• [Work required]: Copy each line below containing "Потрачено".

• [Materials provided]:
--------------------------------------------------
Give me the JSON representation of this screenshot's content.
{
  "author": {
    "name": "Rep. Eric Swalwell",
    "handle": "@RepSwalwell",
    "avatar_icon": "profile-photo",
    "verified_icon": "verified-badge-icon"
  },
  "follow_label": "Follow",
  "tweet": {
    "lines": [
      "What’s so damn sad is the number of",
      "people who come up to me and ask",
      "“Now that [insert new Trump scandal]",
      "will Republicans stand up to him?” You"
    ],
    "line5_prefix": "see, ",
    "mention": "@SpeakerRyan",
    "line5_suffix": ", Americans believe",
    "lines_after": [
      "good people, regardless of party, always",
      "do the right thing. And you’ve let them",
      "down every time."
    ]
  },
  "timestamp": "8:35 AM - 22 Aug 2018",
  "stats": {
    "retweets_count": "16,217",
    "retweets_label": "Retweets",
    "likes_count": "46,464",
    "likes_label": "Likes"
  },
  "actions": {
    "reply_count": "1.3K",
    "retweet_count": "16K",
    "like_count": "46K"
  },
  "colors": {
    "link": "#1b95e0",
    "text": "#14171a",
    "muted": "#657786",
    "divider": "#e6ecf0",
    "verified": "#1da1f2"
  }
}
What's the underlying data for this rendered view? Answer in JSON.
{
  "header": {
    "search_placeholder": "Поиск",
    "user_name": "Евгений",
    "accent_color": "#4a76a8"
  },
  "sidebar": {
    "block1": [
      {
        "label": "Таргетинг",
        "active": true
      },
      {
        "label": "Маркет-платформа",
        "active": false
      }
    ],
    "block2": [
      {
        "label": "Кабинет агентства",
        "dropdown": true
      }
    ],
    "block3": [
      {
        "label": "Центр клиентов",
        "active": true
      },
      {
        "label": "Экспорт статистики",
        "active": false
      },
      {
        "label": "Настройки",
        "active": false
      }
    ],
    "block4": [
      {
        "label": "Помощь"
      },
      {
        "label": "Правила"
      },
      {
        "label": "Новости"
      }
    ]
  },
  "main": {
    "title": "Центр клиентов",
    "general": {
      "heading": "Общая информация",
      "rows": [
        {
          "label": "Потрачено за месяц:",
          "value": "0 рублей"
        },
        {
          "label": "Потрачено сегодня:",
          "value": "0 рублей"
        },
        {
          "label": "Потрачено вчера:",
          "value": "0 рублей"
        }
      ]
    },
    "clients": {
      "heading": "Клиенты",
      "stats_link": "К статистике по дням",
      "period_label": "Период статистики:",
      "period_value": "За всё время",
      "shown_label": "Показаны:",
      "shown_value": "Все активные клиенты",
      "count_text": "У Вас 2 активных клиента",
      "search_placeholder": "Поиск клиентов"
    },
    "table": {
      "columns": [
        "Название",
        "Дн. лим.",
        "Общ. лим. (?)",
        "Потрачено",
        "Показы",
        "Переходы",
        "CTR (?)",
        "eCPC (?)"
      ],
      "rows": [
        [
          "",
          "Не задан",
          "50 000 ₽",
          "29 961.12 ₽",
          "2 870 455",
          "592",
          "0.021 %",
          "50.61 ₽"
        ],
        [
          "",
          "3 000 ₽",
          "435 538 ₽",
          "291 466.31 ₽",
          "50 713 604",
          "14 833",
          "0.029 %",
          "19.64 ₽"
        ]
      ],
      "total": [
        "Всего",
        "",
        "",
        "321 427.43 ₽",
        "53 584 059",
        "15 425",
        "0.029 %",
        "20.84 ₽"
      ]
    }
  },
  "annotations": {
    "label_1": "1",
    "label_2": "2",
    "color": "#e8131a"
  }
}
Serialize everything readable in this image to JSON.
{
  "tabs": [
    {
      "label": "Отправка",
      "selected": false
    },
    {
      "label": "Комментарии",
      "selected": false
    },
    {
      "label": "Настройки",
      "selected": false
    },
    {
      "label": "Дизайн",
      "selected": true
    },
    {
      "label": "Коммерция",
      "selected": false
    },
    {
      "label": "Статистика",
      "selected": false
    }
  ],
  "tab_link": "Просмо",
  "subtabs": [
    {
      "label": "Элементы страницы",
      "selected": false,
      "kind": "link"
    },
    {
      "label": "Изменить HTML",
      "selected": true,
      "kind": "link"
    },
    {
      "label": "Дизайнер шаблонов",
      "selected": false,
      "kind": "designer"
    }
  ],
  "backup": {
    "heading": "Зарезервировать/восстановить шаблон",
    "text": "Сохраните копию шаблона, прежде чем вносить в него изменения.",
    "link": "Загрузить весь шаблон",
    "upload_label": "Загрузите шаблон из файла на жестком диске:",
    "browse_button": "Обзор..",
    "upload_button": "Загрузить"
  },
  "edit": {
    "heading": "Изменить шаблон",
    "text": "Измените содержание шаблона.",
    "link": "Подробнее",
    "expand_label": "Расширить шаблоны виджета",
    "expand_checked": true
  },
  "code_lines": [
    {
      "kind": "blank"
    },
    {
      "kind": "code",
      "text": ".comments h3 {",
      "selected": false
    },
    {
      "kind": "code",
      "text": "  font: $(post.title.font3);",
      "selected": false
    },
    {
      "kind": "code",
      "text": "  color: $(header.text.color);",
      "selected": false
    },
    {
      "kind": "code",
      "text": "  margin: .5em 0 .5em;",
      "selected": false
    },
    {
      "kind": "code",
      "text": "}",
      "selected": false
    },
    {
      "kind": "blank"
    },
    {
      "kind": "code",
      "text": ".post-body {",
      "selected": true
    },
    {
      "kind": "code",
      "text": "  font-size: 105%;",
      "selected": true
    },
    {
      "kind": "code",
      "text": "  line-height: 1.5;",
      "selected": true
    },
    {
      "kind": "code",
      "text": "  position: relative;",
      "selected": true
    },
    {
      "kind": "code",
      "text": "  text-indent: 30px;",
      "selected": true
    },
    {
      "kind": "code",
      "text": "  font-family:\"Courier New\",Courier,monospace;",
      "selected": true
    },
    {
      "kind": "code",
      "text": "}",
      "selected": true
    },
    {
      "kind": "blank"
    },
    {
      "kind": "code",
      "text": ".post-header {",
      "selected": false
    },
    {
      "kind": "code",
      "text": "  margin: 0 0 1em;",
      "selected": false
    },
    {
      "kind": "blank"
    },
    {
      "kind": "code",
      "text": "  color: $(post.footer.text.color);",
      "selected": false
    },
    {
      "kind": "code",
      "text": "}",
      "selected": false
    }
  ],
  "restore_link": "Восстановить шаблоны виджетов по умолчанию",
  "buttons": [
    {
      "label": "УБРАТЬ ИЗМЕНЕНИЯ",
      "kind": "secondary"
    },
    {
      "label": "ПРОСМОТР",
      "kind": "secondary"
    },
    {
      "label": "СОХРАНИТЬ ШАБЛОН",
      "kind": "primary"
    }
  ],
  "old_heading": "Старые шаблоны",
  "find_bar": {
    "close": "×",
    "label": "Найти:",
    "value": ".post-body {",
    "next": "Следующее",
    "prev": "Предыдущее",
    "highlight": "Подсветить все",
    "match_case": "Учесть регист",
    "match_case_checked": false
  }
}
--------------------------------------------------
• [Expected answer]:
          "label": "Потрачено за месяц:",
          "label": "Потрачено сегодня:",
          "label": "Потрачено вчера:",
        "Потрачено",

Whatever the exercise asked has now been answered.